→ Directions: Please report every line from the material that contains the word "JSON".

◇ ◇ ◇ ◇ ◇

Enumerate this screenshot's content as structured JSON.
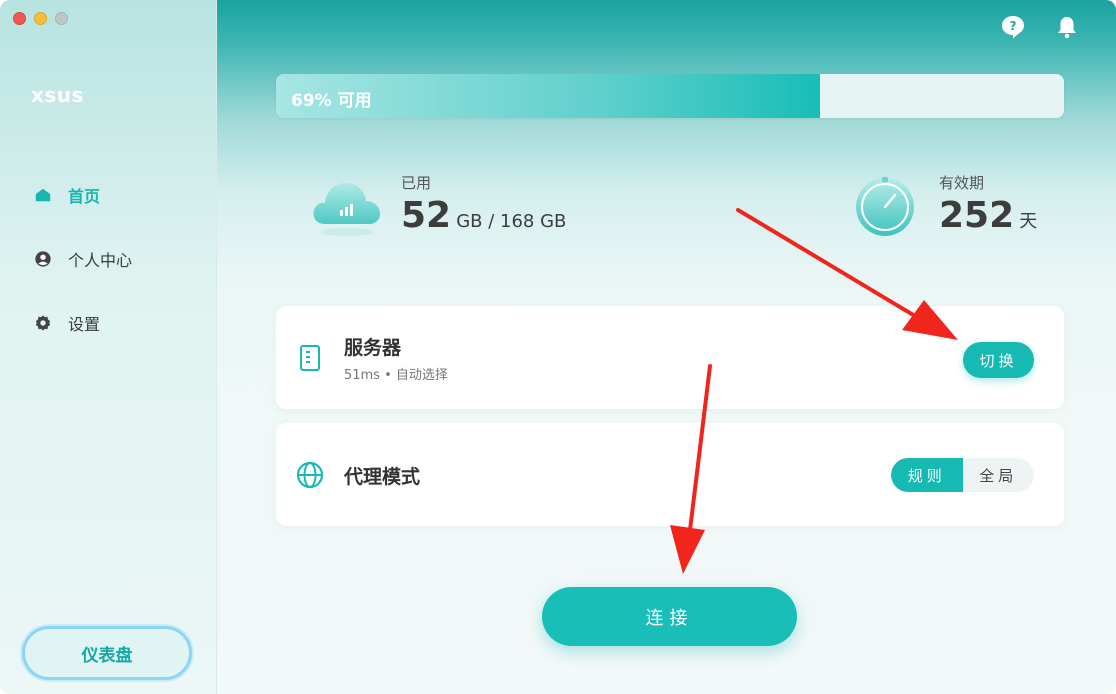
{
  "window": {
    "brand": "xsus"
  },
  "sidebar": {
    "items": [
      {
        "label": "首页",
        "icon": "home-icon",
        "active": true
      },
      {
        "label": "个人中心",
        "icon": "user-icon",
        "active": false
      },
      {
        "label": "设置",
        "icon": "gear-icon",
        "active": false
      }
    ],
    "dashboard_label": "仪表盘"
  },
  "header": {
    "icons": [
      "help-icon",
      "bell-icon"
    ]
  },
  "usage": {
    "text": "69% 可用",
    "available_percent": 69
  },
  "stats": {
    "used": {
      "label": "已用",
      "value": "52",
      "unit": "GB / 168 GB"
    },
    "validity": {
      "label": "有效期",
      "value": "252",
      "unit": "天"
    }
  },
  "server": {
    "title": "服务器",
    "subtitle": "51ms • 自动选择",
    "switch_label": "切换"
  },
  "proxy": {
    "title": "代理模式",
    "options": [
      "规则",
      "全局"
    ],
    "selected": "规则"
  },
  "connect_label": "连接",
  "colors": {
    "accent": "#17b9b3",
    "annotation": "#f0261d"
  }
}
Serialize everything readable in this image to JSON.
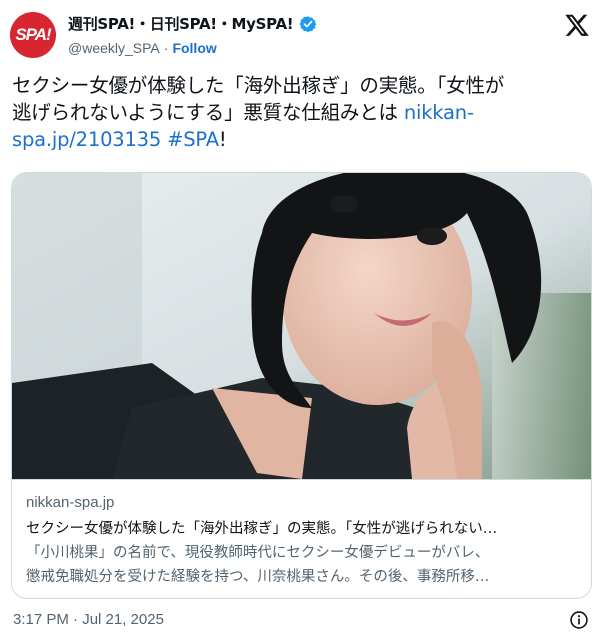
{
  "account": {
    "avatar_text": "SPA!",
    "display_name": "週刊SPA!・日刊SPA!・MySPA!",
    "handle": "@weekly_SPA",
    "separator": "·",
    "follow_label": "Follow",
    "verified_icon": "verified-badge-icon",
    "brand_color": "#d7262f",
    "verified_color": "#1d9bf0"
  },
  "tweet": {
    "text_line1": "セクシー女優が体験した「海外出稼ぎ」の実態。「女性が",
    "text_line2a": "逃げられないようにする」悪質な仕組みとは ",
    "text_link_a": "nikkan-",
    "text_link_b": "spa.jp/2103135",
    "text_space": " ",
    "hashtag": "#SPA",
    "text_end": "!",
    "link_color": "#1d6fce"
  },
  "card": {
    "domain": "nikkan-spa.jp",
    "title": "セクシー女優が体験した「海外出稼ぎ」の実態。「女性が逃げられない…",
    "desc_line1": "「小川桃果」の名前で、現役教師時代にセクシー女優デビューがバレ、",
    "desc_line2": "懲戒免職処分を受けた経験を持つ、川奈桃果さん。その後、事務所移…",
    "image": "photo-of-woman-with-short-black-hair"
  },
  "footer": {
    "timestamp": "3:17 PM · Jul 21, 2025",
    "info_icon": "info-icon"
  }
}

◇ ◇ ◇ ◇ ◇

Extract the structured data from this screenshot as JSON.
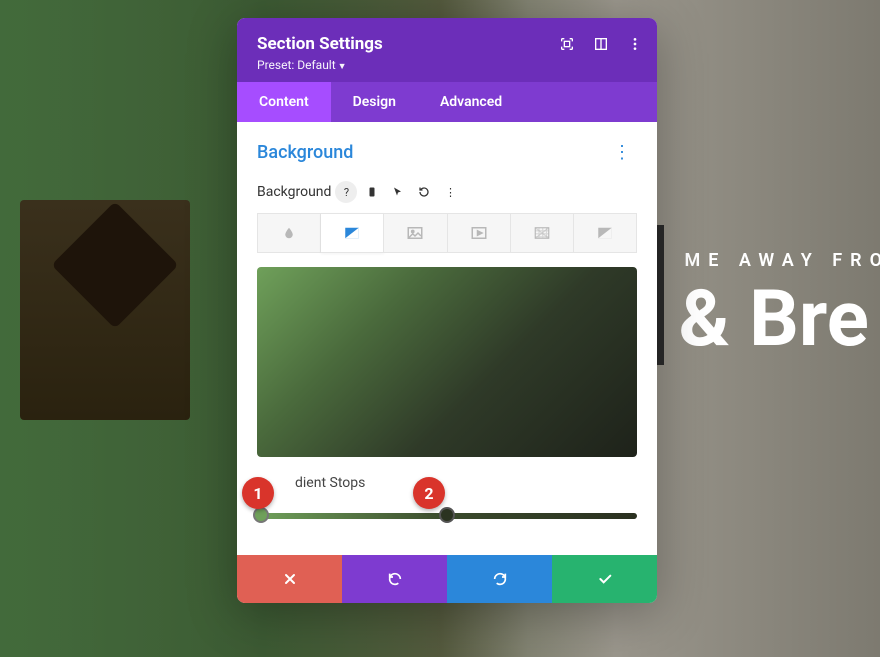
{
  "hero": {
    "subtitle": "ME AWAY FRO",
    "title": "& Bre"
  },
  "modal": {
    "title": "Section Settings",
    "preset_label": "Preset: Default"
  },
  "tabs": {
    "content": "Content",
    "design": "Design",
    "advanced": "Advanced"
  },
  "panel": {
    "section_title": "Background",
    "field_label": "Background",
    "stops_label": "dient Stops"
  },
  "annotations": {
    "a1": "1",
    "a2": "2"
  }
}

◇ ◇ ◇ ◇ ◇

→ Answer box:
Enumerate this screenshot's content as structured JSON.
Serialize everything readable in this image to JSON.
Extract the structured data from this screenshot as JSON.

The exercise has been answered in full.